university were here, as well as most of her coworkers from the clinic. Connor O'Hara, their next-door neighbor, stood alone, his hands folded in respectful dignity. A handful of elderly people from church stood together in a knot, and a peevish little voice inside Lara wondered if they attended funerals out of pure and simple relief that it wasn't their time to go. Maybe it was a matter of plain common sense. If you were living in the twilight of your life, might as well check out your potential eternal neighbors. The funeral would give you something to talk about when you greeted the folks who lived in the heavenly mansion-next-door.
Hey, that was some sermon the preacher preached for you, Michael. Made me homesick for heaven just to hear him talk!
"I am the resurrection and the life. He who believes in Me, though he may die, he shall live. And whoever lives and believes in Me shall never die . . ."
A sharp sob broke into the minister's words, and Lara's gaze shifted to Michael's mother. Eva was sobbing into a wad of tissues, the brim of her hat betraying the trembling that rose from inside her. Something softened in Lara's heart. She took a side step toward her mother-in-law and felt Eva's iron frame sag a little as Lara's arm slipped around her shoulders.
". . . so in Christ all shall be made alive. Death is swallowed up in victory. O Death, where is your sting? Thanks be to God, who gives us the victory through our Lord Jesus Christ."
The minister paused, then stepped back, bowing his head. The service was done.
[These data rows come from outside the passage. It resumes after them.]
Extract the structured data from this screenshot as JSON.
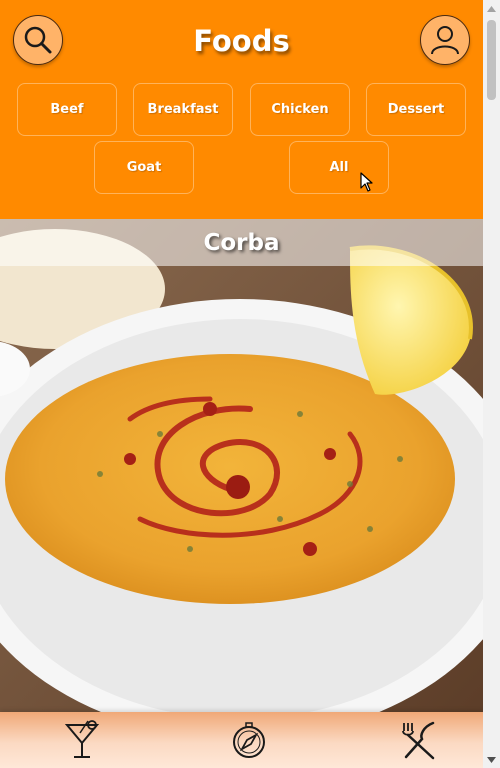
{
  "header": {
    "title": "Foods",
    "search_icon": "search-icon",
    "user_icon": "user-icon",
    "brand_color": "#ff8a00"
  },
  "categories": [
    {
      "label": "Beef"
    },
    {
      "label": "Breakfast"
    },
    {
      "label": "Chicken"
    },
    {
      "label": "Dessert"
    },
    {
      "label": "Goat"
    },
    {
      "label": "All"
    }
  ],
  "featured": {
    "title": "Corba",
    "image": "bowl of red lentil soup with lemon wedge"
  },
  "bottom_nav": {
    "items": [
      {
        "icon": "cocktail-icon"
      },
      {
        "icon": "compass-icon"
      },
      {
        "icon": "fork-knife-icon"
      }
    ]
  }
}
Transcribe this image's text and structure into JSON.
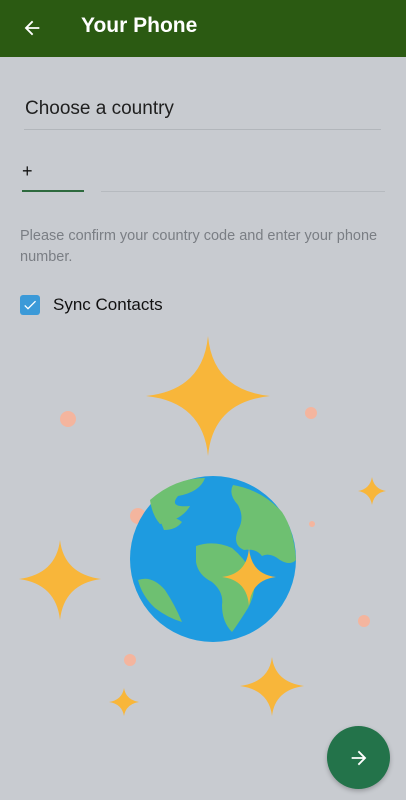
{
  "appbar": {
    "title": "Your Phone",
    "back_icon": "arrow-left-icon",
    "color": "#2b5a12"
  },
  "form": {
    "country_label": "Choose a country",
    "code_prefix": "+",
    "hint": "Please confirm your country code and enter your phone number.",
    "sync_contacts_label": "Sync Contacts",
    "sync_contacts_checked": true
  },
  "fab": {
    "icon": "arrow-right-icon",
    "color": "#23734a"
  },
  "colors": {
    "background": "#c8cbd0",
    "checkbox": "#3c9ad8",
    "star": "#f8b63a",
    "ocean": "#1e9be0",
    "land": "#6ec071",
    "dot": "#f4b59e"
  }
}
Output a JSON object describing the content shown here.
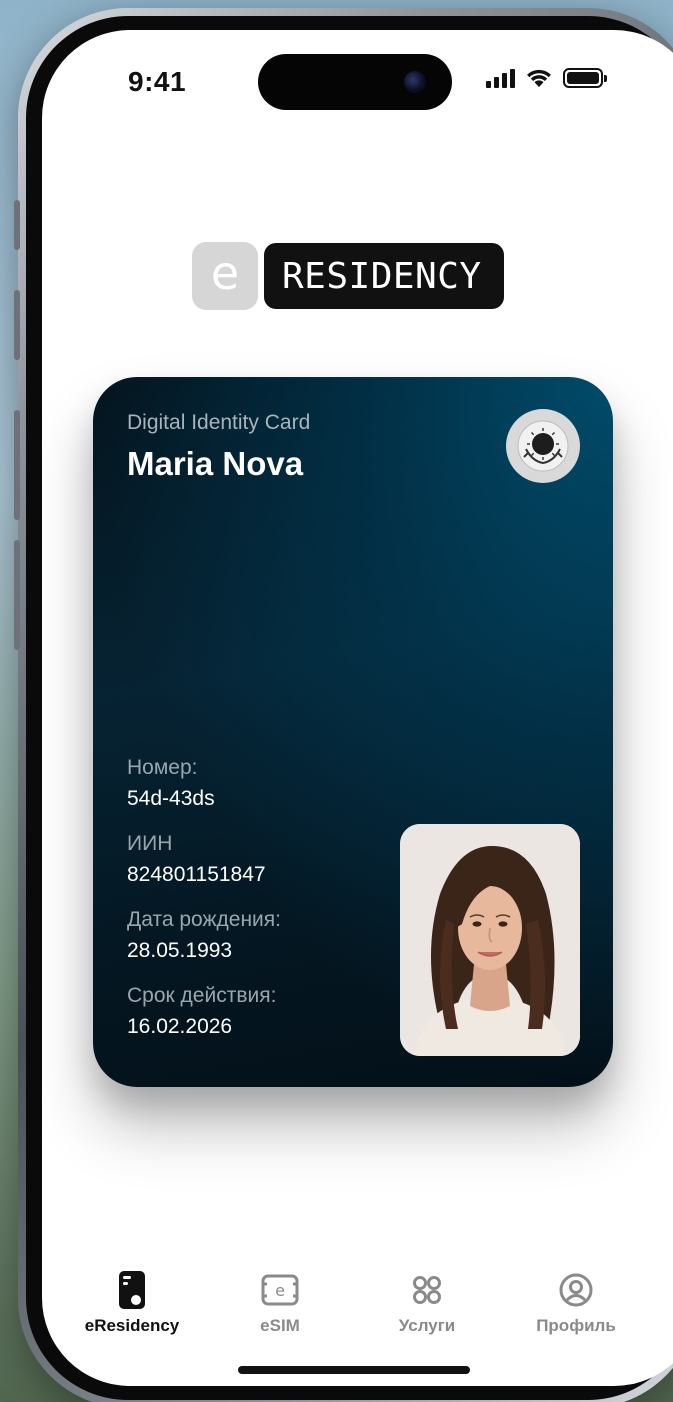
{
  "status_bar": {
    "time": "9:41"
  },
  "logo": {
    "letter": "e",
    "word": "RESIDENCY"
  },
  "card": {
    "subtitle": "Digital Identity Card",
    "name": "Maria Nova",
    "fields": [
      {
        "label": "Номер:",
        "value": "54d-43ds"
      },
      {
        "label": "ИИН",
        "value": "824801151847"
      },
      {
        "label": "Дата рождения:",
        "value": "28.05.1993"
      },
      {
        "label": "Срок действия:",
        "value": "16.02.2026"
      }
    ]
  },
  "tabs": [
    {
      "label": "eResidency",
      "icon": "id-card-icon",
      "active": true
    },
    {
      "label": "eSIM",
      "icon": "esim-icon",
      "active": false
    },
    {
      "label": "Услуги",
      "icon": "services-grid-icon",
      "active": false
    },
    {
      "label": "Профиль",
      "icon": "profile-icon",
      "active": false
    }
  ],
  "colors": {
    "card_dark": "#04141e",
    "card_accent": "#004e6e",
    "tab_active": "#111111",
    "tab_inactive": "#8a8a8a"
  }
}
Lara squeezed Eva's shoulder, then released her and stepped forward to touch the burnished casket. A beautiful spray of long-stemmed roses, Eva's gift, covered the wooden surface, and Laura paused by the heart of the floral arrangement. She drew a breath to speak, but could not. Her knees felt as weak and trembly as they had the first time Michael kissed her.
Forsaking speech, she pulled the tiny pair of baby sneakers from her purse, set them in the midst of the roses, then took Eva's arm and led her away.